They plan to discuss the dwindling presence of diversity in newsrooms most recently seen in the annual American Society of Newspaper Editors' newsroom census.
"It is including leaders from print and broadcast to talk about how we preserve diversity in the industry in this time of cuts," said Sharon Chan, AAJA president and a Seattle Times reporter. O. Ricardo Pimentel, president of the National Association of Hispanic Journalists, said the meeting will be to "brainstorm how to maintain diversity as a premium value in this era of entrenchment."
Along with AAJA and NAHJ, the summit will include leaders of the National Association of Black Journalists and the Native American Journalists Association.
Each of those groups are also reporting a decline in attendance to their annual conventions, which were either just held or are about to occur. NAHJ even put out a request two weeks ago to its members seeking $300,000 in donations by the end of 2009 to offset the shortfall from its convention that was held in June.
NAHJ Executive Director Ivan Roman said the convention had only about 800 attendees, down from the usual 1,600 to 1,900. He added that the money plea had so far raised $15,000.
Among the other minority conventions, AAJA is expecting 700 participants this week, a dip from the usual 900 to 1,100, according to Chan, while NAJA saw a slight drop from the usual 200 down to 120 at its convention that just ended Aug. 2. NABJ officials did not respond to a request for comment.
The National Lesbian and Gay Journalists Association, which has its convention set for Sept. 10-13 in Montreal, altered its hotel contract last year so that it would be responsible for fewer rooms as it anticipated a reduction in attendance, according to President David Steinberg.
"We have scaled back a lot," Steinberg said about the convention. "We are looking at fewer than 400 people." He said the annual event usually draws between 550 and 600 people.
Still, at least those groups are having conventions, unlike ASNE and Military Reporters and Editors, among others, who have cancelled conventions this year.
Those involved point to the ASNE census released in April that stated the percentage of journalists of color in the nation's newsrooms had dropped from 13.5% in 2007 to 13.4% in 2008. The percentage in management positions also declined, from 11.4% in 2007 to 11.2% in 2008.
It added that the biggest drop was among blacks and Asians, who saw a 13.6% and a 13.4% decline in newsroom employment respectively, compared to a decline by 11.3% overall.

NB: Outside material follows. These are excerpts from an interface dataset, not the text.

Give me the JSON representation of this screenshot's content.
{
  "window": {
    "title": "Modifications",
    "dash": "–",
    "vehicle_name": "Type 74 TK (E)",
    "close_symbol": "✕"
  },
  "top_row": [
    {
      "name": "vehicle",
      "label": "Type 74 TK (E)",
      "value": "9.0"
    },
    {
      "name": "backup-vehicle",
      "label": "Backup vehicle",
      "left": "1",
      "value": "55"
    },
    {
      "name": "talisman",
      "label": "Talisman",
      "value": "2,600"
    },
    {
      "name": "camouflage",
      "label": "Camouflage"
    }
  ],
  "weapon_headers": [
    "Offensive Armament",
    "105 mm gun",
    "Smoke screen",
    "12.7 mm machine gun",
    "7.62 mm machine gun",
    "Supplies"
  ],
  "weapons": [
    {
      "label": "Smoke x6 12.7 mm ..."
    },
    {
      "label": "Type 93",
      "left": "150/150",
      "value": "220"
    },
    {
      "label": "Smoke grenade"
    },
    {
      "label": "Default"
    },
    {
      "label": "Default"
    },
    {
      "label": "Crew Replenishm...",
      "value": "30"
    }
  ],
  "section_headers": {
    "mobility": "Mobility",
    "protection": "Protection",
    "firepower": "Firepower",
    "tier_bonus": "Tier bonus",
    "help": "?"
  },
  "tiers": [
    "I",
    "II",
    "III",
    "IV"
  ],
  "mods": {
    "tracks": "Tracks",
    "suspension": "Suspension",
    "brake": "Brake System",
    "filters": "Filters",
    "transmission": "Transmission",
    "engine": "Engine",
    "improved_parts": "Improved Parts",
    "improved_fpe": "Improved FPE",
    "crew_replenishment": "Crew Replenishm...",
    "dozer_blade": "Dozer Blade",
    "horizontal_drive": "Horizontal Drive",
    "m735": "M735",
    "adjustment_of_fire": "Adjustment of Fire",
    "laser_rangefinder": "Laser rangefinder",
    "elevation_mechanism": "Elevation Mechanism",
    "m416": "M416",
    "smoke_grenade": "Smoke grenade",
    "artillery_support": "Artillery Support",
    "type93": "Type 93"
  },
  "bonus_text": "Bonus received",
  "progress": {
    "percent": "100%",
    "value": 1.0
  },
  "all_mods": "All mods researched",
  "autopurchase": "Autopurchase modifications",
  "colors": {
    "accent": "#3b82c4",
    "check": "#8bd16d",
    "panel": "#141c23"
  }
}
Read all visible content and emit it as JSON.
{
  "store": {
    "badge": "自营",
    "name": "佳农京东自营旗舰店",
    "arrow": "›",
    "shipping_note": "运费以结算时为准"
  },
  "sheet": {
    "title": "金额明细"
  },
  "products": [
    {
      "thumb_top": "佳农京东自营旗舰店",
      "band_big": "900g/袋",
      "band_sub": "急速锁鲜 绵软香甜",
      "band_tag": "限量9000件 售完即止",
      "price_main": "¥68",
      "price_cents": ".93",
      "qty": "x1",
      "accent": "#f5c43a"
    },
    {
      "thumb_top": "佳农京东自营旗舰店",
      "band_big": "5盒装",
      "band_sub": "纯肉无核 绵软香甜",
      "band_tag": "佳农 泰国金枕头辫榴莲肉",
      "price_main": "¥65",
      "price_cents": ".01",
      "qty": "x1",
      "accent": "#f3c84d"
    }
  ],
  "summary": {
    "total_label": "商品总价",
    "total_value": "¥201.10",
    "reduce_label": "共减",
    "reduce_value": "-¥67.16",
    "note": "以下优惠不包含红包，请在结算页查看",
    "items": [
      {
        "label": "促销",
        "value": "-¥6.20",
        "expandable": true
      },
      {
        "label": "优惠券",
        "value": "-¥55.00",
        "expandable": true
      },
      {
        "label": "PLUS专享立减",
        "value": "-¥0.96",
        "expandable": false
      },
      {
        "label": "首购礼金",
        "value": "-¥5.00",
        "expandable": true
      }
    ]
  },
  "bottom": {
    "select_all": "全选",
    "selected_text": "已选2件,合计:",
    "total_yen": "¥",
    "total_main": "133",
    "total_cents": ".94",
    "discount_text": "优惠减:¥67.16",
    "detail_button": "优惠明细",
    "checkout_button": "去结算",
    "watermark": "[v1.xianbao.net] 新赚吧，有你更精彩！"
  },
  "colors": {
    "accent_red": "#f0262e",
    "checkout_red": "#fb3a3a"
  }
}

"With newsrooms closing down the way they are, print papers cutting back on actual newspaper people, we are concerned with trying to maintain the minority count," said Ronnie Washines, president of NAJA. "We are trying to develop programs to enhance our journalists' capabilities."
By: Joe Strupp A closed meeting of leaders from the four major minority journalist associations that comprise UNITY is planned for Friday in Boston as part of the Asian-American Journalists Association annual convention, according to organizers.